And we're older when we finally call it quits. The median age at divorce for men was 35.9 years in 1990, or 2.7 years older than in 1970. Women's median age at the time of their divorce in 1990 was 33.2, up 3.4 years from 1970.
The rate of remarriage has slowed, as well. In 1970, 12.3 percent of divorced women and 20.5 percent of divorced men remarried. By 1990, just 7.6 percent of divorced women and 10.6 percent of divorced men were heading back to the altar.
Still, the Census Bureau is predicting an upswing in Gen X marriages by 2010. About half of them are married now, and census projections indicate about two-thirds will be hitched by 2001, when the true millennium rolls around. By 2010, 85 percent will be settling down.
Tradition with a twist But settling down to what? Traditional family values, on their own terms. Something edgier, with more irony than their parents. "They want to do traditional family things, like spend time on the family photo album," Kraus notes. "But instead of putting the pictures in a book, they'll scan them into their computers and put them on a Web site."
Youth Intelligence's Doig agrees. "Marriage isn't a locked jail to Gen Xers," she says. "They may not be more committed to it than their parents, but they're redefining it for themselves." If, for example, Gen Xers wish to stay at home with their children, they'll find ways to telecommute or jobs that will allow them to share the responsibility.
Both Doig and Kraus use the word nostalgic to describe Xers' view of hearth and home. The Xers, though, are nostalgic for the childhood that boomers supposedly had. It's informed their model for the perfect, traditional marriage.
"The stereotypical boomer grew up watching Leave It To Beaver," says Kraus. "The stereotypical Gen Xer grew up watching The Brady Bunch. Their impression of family life was, 'Hey, let's go find a bunch of strangers to live with us.'" It's a wonder they want to get married at all.

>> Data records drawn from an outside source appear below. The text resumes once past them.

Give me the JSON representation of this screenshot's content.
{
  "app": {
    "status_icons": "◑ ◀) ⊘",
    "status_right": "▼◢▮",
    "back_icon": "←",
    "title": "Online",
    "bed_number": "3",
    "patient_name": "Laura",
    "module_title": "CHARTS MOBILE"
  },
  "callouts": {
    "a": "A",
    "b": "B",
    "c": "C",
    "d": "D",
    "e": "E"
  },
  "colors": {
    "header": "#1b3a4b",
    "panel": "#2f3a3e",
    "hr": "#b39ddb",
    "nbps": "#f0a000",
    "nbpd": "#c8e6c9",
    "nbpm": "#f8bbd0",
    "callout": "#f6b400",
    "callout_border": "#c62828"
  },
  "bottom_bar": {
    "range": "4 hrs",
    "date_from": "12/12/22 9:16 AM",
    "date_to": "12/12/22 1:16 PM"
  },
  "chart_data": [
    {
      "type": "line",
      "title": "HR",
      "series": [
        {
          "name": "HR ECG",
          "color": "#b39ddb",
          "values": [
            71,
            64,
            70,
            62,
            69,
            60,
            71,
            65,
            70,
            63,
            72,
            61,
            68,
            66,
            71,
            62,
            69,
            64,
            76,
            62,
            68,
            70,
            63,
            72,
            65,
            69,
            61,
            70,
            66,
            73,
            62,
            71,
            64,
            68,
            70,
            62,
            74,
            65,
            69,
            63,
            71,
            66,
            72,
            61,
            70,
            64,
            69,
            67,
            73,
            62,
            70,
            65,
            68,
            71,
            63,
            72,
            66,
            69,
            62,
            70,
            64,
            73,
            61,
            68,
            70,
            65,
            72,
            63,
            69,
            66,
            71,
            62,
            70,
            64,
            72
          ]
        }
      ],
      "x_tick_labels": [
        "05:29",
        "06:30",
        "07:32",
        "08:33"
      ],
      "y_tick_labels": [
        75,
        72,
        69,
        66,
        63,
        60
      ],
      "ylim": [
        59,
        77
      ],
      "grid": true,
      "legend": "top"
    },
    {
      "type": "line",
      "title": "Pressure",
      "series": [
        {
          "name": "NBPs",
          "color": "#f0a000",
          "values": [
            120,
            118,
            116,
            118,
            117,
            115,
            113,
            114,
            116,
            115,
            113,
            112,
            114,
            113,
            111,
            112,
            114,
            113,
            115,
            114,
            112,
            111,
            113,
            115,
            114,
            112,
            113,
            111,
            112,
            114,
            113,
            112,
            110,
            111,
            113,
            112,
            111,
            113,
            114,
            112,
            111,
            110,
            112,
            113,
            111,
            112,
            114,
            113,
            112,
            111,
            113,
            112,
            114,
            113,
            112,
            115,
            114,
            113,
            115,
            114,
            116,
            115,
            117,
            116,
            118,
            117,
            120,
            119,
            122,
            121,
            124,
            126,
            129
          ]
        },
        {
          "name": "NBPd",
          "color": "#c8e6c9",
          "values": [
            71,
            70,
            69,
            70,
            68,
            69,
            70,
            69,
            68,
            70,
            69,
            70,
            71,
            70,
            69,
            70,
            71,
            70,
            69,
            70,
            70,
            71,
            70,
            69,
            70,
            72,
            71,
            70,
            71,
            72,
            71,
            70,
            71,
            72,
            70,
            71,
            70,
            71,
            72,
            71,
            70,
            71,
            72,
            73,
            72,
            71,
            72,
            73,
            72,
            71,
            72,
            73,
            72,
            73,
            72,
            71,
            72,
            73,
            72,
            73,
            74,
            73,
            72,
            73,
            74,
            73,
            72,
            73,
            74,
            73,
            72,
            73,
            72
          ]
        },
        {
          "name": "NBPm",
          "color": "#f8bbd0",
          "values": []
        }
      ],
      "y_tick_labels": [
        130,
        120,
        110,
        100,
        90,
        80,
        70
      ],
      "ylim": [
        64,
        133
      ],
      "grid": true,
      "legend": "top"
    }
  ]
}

Taking it further: Yankelovich Partners, Norwalk, CT (203) 846-0100; Youth Intelligence, New York, NY (212) 982-5428. U.S. County map by CACI Marketing Systems, Arlington, VA (800) 292-CACI.